Start of AVAILABLE RECORDS

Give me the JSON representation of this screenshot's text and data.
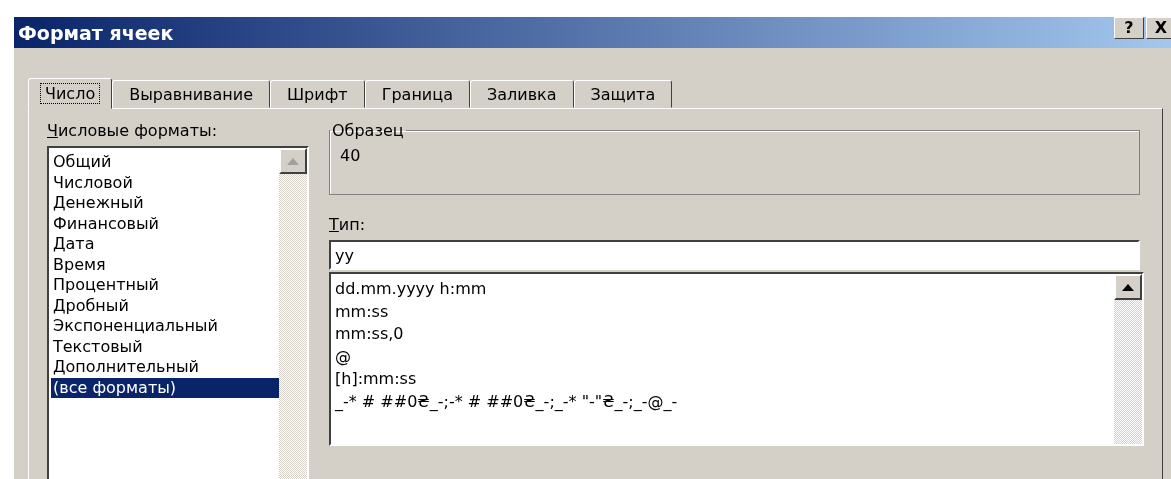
{
  "window": {
    "title": "Формат ячеек",
    "buttons": [
      "?",
      "X"
    ]
  },
  "tabs": [
    {
      "label": "Число",
      "selected": true
    },
    {
      "label": "Выравнивание",
      "selected": false
    },
    {
      "label": "Шрифт",
      "selected": false
    },
    {
      "label": "Граница",
      "selected": false
    },
    {
      "label": "Заливка",
      "selected": false
    },
    {
      "label": "Защита",
      "selected": false
    }
  ],
  "categories": {
    "label": "Числовые форматы:",
    "items": [
      {
        "label": "Общий",
        "selected": false
      },
      {
        "label": "Числовой",
        "selected": false
      },
      {
        "label": "Денежный",
        "selected": false
      },
      {
        "label": "Финансовый",
        "selected": false
      },
      {
        "label": "Дата",
        "selected": false
      },
      {
        "label": "Время",
        "selected": false
      },
      {
        "label": "Процентный",
        "selected": false
      },
      {
        "label": "Дробный",
        "selected": false
      },
      {
        "label": "Экспоненциальный",
        "selected": false
      },
      {
        "label": "Текстовый",
        "selected": false
      },
      {
        "label": "Дополнительный",
        "selected": false
      },
      {
        "label": "(все форматы)",
        "selected": true
      }
    ]
  },
  "sample": {
    "legend": "Образец",
    "value": "40"
  },
  "type": {
    "label": "Тип:",
    "value": "yy",
    "items": [
      "dd.mm.yyyy h:mm",
      "mm:ss",
      "mm:ss,0",
      "@",
      "[h]:mm:ss",
      "_-* # ##0₴_-;-* # ##0₴_-;_-* \"-\"₴_-;_-@_-"
    ]
  }
}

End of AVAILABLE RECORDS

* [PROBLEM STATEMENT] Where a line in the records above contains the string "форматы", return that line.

* [EXERCISE OUTPUT]
    "label": "Числовые форматы:",
        "label": "(все форматы)",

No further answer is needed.